Exercise goal:
Across all the records below, how many lines contain "Sáng"? Respond with only the number.

*** Recorded data ***

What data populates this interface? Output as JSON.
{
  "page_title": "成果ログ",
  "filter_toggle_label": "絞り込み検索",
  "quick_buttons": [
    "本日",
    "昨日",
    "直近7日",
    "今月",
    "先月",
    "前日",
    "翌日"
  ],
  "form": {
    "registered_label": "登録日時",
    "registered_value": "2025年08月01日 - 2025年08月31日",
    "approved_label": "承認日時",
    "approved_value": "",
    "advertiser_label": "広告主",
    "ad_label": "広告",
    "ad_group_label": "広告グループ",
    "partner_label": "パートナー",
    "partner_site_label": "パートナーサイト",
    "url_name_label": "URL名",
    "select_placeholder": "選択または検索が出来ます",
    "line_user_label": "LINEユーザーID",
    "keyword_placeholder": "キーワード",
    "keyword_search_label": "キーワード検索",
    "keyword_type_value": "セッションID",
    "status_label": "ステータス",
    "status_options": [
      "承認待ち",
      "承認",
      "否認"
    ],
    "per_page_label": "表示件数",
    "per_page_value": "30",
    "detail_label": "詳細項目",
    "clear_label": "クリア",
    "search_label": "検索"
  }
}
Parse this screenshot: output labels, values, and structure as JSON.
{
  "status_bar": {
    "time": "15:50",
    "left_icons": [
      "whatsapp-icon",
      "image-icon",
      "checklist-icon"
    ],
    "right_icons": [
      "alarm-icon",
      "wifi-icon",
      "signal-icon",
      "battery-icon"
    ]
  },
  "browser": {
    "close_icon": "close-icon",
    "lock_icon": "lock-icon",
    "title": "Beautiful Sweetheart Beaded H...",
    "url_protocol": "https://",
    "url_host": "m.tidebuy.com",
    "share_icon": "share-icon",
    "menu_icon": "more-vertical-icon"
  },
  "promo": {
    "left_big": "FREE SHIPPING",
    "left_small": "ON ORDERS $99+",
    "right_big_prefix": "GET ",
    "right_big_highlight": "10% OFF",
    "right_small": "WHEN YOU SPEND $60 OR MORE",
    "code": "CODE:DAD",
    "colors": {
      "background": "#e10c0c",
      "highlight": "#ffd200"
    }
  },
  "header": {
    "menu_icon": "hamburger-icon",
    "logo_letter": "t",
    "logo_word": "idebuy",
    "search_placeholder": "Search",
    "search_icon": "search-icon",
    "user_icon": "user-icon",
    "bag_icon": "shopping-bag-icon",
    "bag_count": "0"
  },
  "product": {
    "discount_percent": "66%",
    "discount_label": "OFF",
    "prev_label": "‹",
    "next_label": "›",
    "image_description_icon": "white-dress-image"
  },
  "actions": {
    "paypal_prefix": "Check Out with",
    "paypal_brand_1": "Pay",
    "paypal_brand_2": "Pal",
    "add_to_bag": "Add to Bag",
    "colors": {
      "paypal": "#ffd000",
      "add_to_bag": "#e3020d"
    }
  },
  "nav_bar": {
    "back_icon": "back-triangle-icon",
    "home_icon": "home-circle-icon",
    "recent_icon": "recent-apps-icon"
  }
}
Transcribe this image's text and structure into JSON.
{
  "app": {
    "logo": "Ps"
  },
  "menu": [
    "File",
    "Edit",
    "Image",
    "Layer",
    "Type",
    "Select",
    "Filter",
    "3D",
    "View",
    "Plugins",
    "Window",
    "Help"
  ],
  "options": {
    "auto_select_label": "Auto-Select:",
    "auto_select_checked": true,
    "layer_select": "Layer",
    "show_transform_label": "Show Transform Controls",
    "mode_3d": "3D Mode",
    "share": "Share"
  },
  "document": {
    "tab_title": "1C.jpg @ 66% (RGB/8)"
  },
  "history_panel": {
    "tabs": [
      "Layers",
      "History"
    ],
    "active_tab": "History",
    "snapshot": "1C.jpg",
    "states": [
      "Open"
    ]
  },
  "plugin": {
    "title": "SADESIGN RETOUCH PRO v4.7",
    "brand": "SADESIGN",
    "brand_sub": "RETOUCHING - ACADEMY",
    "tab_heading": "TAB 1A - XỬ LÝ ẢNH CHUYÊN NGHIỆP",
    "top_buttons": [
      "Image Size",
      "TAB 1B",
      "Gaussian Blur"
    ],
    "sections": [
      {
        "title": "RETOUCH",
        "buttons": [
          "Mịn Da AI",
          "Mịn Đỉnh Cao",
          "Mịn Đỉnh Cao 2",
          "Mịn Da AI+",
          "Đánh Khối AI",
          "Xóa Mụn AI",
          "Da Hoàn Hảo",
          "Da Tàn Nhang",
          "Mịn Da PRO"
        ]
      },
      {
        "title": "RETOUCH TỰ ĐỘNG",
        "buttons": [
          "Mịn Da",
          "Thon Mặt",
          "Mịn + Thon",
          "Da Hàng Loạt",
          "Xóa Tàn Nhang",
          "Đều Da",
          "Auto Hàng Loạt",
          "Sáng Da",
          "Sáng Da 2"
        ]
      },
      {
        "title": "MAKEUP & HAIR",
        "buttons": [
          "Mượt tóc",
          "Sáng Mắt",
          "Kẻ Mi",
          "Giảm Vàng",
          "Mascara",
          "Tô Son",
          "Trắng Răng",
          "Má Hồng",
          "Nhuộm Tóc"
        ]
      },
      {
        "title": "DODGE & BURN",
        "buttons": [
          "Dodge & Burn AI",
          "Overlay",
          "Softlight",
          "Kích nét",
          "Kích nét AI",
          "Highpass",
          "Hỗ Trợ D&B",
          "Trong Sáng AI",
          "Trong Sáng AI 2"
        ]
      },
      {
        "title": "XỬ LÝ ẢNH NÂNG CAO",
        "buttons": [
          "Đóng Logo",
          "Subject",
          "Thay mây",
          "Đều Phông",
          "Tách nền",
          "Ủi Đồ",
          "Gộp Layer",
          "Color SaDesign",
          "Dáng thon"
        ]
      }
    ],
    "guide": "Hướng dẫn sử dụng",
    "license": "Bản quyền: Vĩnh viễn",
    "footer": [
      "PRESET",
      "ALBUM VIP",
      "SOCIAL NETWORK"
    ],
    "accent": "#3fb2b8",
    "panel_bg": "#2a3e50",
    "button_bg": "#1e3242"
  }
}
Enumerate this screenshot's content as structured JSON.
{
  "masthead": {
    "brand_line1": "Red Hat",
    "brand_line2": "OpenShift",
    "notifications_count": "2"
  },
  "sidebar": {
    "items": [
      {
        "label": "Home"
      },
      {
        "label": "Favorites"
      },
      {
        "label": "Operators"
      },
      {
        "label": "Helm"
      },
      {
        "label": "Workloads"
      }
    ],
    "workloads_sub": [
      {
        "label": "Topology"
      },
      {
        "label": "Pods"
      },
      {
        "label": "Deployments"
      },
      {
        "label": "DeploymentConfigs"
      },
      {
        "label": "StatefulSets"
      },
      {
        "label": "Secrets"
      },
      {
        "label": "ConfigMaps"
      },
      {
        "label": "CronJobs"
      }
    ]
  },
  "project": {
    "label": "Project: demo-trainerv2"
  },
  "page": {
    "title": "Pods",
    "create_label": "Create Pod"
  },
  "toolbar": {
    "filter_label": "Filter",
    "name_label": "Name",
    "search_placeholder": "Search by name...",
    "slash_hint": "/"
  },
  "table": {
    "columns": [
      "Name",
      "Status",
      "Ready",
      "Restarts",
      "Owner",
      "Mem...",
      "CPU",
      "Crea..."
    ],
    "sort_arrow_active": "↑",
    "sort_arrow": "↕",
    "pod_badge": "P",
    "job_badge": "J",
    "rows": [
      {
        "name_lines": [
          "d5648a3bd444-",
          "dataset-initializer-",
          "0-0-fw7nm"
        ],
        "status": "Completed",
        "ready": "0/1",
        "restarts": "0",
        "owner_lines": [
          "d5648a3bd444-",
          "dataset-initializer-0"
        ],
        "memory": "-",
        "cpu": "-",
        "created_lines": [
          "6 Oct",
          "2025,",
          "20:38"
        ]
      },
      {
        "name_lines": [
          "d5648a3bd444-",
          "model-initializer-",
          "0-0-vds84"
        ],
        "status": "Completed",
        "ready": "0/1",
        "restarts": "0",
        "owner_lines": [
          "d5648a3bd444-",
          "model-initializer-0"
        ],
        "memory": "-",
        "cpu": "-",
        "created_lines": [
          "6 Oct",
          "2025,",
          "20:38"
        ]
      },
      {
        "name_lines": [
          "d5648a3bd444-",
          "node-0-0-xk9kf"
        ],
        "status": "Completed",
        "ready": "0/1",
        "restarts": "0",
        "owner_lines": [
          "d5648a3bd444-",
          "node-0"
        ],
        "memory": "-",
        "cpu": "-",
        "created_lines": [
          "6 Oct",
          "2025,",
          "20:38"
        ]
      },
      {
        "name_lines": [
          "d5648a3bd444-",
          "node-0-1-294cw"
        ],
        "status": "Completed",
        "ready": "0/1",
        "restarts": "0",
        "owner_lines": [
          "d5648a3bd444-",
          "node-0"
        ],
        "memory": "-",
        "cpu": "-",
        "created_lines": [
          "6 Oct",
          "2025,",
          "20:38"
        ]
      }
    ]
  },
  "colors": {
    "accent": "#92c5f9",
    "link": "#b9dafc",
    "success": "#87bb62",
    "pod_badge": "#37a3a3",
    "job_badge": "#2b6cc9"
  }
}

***

Answer to this task:
5